◆ **EXCERPTED DATA**:
▬▬▬▬▬▬

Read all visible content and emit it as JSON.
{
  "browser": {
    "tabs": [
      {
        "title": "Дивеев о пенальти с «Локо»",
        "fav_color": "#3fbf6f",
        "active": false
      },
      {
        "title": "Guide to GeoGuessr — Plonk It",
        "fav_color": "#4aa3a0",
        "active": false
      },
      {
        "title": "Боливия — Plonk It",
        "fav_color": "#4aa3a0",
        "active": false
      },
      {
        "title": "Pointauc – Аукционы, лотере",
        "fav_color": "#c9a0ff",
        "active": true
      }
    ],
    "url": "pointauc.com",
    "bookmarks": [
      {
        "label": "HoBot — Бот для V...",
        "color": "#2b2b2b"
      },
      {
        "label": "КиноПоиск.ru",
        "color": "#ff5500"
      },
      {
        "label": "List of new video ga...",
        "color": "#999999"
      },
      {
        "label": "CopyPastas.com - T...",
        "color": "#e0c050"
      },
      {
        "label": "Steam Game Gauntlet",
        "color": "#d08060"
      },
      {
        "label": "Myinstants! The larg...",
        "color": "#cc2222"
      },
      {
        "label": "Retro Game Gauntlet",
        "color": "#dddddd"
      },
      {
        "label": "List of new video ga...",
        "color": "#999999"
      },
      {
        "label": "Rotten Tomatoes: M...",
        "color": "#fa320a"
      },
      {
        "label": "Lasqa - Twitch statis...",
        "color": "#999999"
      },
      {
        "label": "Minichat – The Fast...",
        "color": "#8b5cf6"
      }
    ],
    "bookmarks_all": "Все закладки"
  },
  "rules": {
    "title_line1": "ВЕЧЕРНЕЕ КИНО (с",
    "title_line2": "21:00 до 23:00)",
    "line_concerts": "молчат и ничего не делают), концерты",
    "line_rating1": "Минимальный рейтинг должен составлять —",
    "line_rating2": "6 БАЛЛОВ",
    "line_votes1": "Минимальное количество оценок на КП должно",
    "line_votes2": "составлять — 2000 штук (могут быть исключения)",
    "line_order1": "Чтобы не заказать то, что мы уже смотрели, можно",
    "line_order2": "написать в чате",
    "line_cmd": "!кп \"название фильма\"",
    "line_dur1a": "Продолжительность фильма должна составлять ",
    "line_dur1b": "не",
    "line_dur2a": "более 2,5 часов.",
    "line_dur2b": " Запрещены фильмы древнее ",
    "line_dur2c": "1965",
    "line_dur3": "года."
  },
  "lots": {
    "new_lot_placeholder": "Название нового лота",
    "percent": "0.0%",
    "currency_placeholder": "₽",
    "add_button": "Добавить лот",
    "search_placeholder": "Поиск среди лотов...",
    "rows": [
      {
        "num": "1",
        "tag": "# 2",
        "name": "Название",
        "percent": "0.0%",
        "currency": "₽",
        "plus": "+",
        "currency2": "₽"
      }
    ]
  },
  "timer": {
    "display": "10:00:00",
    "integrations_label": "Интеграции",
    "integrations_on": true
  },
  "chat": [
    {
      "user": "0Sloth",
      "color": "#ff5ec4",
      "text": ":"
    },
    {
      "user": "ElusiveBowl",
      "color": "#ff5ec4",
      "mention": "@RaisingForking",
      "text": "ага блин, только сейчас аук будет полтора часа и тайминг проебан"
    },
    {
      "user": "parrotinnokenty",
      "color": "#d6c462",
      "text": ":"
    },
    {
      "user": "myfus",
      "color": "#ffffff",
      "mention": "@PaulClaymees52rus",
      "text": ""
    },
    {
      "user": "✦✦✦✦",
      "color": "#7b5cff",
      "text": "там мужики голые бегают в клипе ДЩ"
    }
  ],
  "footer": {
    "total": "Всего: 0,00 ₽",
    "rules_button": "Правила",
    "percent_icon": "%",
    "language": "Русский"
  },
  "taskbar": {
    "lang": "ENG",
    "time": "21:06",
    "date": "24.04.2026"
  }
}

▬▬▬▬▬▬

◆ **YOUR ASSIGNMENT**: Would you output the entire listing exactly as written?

◆ **EXPECTED OUTPUT**:
Read all visible content and emit it as JSON.
{
  "browser": {
    "tabs": [
      {
        "title": "Дивеев о пенальти с «Локо»",
        "fav_color": "#3fbf6f",
        "active": false
      },
      {
        "title": "Guide to GeoGuessr — Plonk It",
        "fav_color": "#4aa3a0",
        "active": false
      },
      {
        "title": "Боливия — Plonk It",
        "fav_color": "#4aa3a0",
        "active": false
      },
      {
        "title": "Pointauc – Аукционы, лотере",
        "fav_color": "#c9a0ff",
        "active": true
      }
    ],
    "url": "pointauc.com",
    "bookmarks": [
      {
        "label": "HoBot — Бот для V...",
        "color": "#2b2b2b"
      },
      {
        "label": "КиноПоиск.ru",
        "color": "#ff5500"
      },
      {
        "label": "List of new video ga...",
        "color": "#999999"
      },
      {
        "label": "CopyPastas.com - T...",
        "color": "#e0c050"
      },
      {
        "label": "Steam Game Gauntlet",
        "color": "#d08060"
      },
      {
        "label": "Myinstants! The larg...",
        "color": "#cc2222"
      },
      {
        "label": "Retro Game Gauntlet",
        "color": "#dddddd"
      },
      {
        "label": "List of new video ga...",
        "color": "#999999"
      },
      {
        "label": "Rotten Tomatoes: M...",
        "color": "#fa320a"
      },
      {
        "label": "Lasqa - Twitch statis...",
        "color": "#999999"
      },
      {
        "label": "Minichat – The Fast...",
        "color": "#8b5cf6"
      }
    ],
    "bookmarks_all": "Все закладки"
  },
  "rules": {
    "title_line1": "ВЕЧЕРНЕЕ КИНО (с",
    "title_line2": "21:00 до 23:00)",
    "line_concerts": "молчат и ничего не делают), концерты",
    "line_rating1": "Минимальный рейтинг должен составлять —",
    "line_rating2": "6 БАЛЛОВ",
    "line_votes1": "Минимальное количество оценок на КП должно",
    "line_votes2": "составлять — 2000 штук (могут быть исключения)",
    "line_order1": "Чтобы не заказать то, что мы уже смотрели, можно",
    "line_order2": "написать в чате",
    "line_cmd": "!кп \"название фильма\"",
    "line_dur1a": "Продолжительность фильма должна составлять ",
    "line_dur1b": "не",
    "line_dur2a": "более 2,5 часов.",
    "line_dur2b": " Запрещены фильмы древнее ",
    "line_dur2c": "1965",
    "line_dur3": "года."
  },
  "lots": {
    "new_lot_placeholder": "Название нового лота",
    "percent": "0.0%",
    "currency_placeholder": "₽",
    "add_button": "Добавить лот",
    "search_placeholder": "Поиск среди лотов...",
    "rows": [
      {
        "num": "1",
        "tag": "# 2",
        "name": "Название",
        "percent": "0.0%",
        "currency": "₽",
        "plus": "+",
        "currency2": "₽"
      }
    ]
  },
  "timer": {
    "display": "10:00:00",
    "integrations_label": "Интеграции",
    "integrations_on": true
  },
  "chat": [
    {
      "user": "0Sloth",
      "color": "#ff5ec4",
      "text": ":"
    },
    {
      "user": "ElusiveBowl",
      "color": "#ff5ec4",
      "mention": "@RaisingForking",
      "text": "ага блин, только сейчас аук будет полтора часа и тайминг проебан"
    },
    {
      "user": "parrotinnokenty",
      "color": "#d6c462",
      "text": ":"
    },
    {
      "user": "myfus",
      "color": "#ffffff",
      "mention": "@PaulClaymees52rus",
      "text": ""
    },
    {
      "user": "✦✦✦✦",
      "color": "#7b5cff",
      "text": "там мужики голые бегают в клипе ДЩ"
    }
  ],
  "footer": {
    "total": "Всего: 0,00 ₽",
    "rules_button": "Правила",
    "percent_icon": "%",
    "language": "Русский"
  },
  "taskbar": {
    "lang": "ENG",
    "time": "21:06",
    "date": "24.04.2026"
  }
}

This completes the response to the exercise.